Be discreet when taking photos. It’s best to take photos after establishing some relationship with the person. We’ll let you know when it is appropriate.
Don’t carry important papers around with you. Passports, tickets extra money, and other important papers should be given to the team leader. We will coordinate with the team leader for safekeeping.
There is a phone in the guesthouse that you are free to use for local and international phone calls. There is a charge for both so please keep track of all your calls. The group will make a plan as to how you should pay for these, whether individually or all together as a group. The international code to dial the U.S.A. is 001-area code-number.
As a group, set up a distribution list prior to the trip and designate one person to send out reports from the team and receive news from home. There will not be an opportunity to check personal email except in the case of an emergency. Our internet is frequently down for 2-3 days, so be prepared. We also believe it is part of your whole mission experience to disconnect as much as possible with “home” while you are here. Get the most out of your time in Ethiopia!
We will arrange a time for shopping. Ethiopia is well known for the Orthodox crosses, beautiful textiles, and some of the world’s best coffee. You’ll certainly want to take a few things home with you, especially for supporters.
You will encounter beggars on the streets and will need to have a plan as to how you will respond. Never take out a large amount of money in public.
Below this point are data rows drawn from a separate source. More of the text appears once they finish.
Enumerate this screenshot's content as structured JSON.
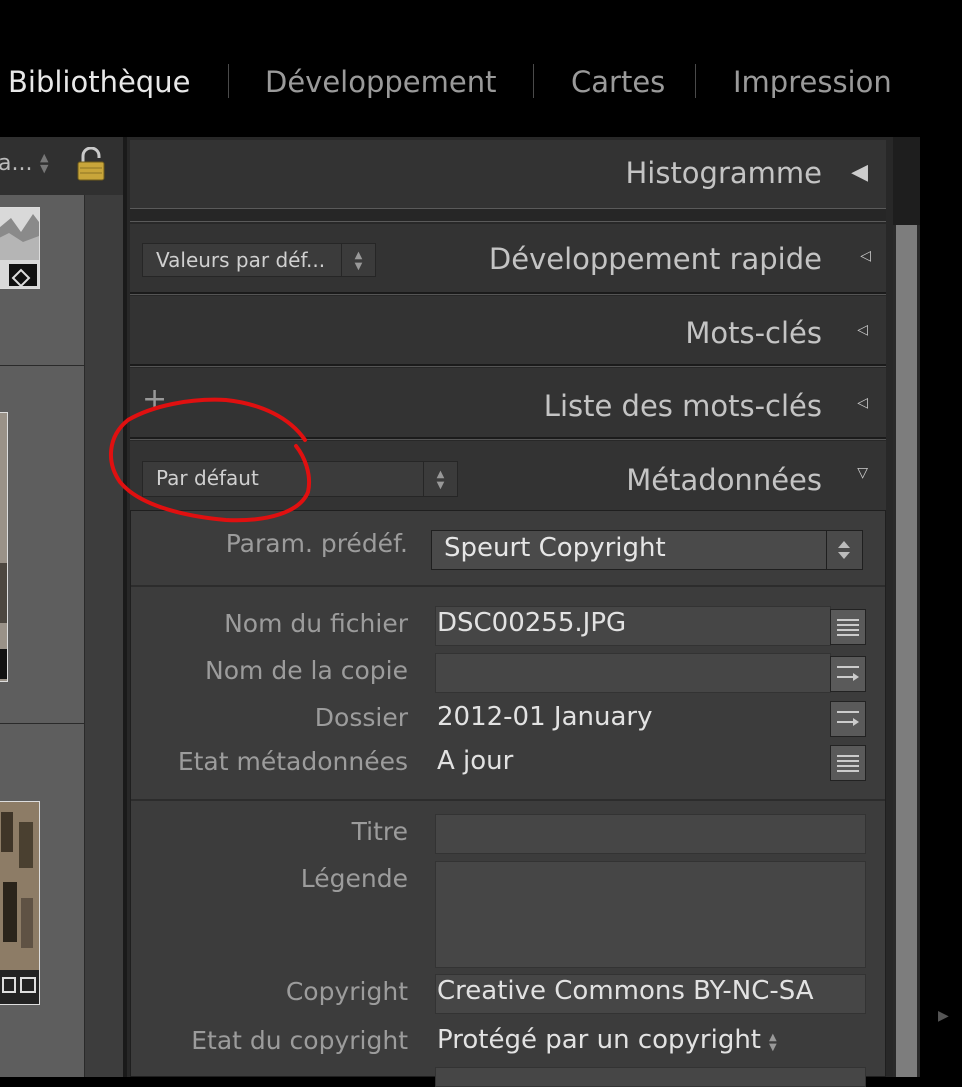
{
  "modules": [
    {
      "label": "Bibliothèque",
      "active": true
    },
    {
      "label": "Développement",
      "active": false
    },
    {
      "label": "Cartes",
      "active": false
    },
    {
      "label": "Impression",
      "active": false
    }
  ],
  "left_panel": {
    "truncated_label": "a...",
    "lock_icon": "padlock-icon"
  },
  "panels": {
    "histogram": {
      "title": "Histogramme",
      "icon": "collapse-left-triangle-icon"
    },
    "quick_develop": {
      "title": "Développement rapide",
      "preset": "Valeurs par déf...",
      "icon": "collapsed-triangle-icon"
    },
    "keywording": {
      "title": "Mots-clés",
      "icon": "collapsed-triangle-icon"
    },
    "keyword_list": {
      "title": "Liste des mots-clés",
      "add_symbol": "+",
      "icon": "collapsed-triangle-icon"
    },
    "metadata": {
      "title": "Métadonnées",
      "view_preset": "Par défaut",
      "icon": "expanded-triangle-icon"
    }
  },
  "metadata": {
    "preset_label": "Param. prédéf.",
    "preset_value": "Speurt Copyright",
    "file_name_label": "Nom du fichier",
    "file_name_value": "DSC00255.JPG",
    "copy_name_label": "Nom de la copie",
    "copy_name_value": "",
    "folder_label": "Dossier",
    "folder_value": "2012-01 January",
    "metadata_status_label": "Etat métadonnées",
    "metadata_status_value": "A jour",
    "title_label": "Titre",
    "title_value": "",
    "caption_label": "Légende",
    "caption_value": "",
    "copyright_label": "Copyright",
    "copyright_value": "Creative Commons BY-NC-SA",
    "copyright_status_label": "Etat du copyright",
    "copyright_status_value": "Protégé par un copyright"
  },
  "colors": {
    "annotation": "#e01010",
    "panel_bg": "#3c3c3c",
    "header_bg": "#333333",
    "scroll_thumb": "#7d7d7d"
  }
}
Keep some small bills or coins handy if you want to give to a beggar or to pay for something small.
Books to Read Before You Come…
When Helping Hurts by Steve Corbett and Brian Fikkert
Serving With Eyes Wide Open by David A. Livermore
In the Wake of Martyrs by Brant
Hospital by the River by Catherine Hamlin ** many of the teams coming will have the opportunity to visit the Fistula Hospital – this book is a great intro to the work they do and it will greatly enhance your visit to preread it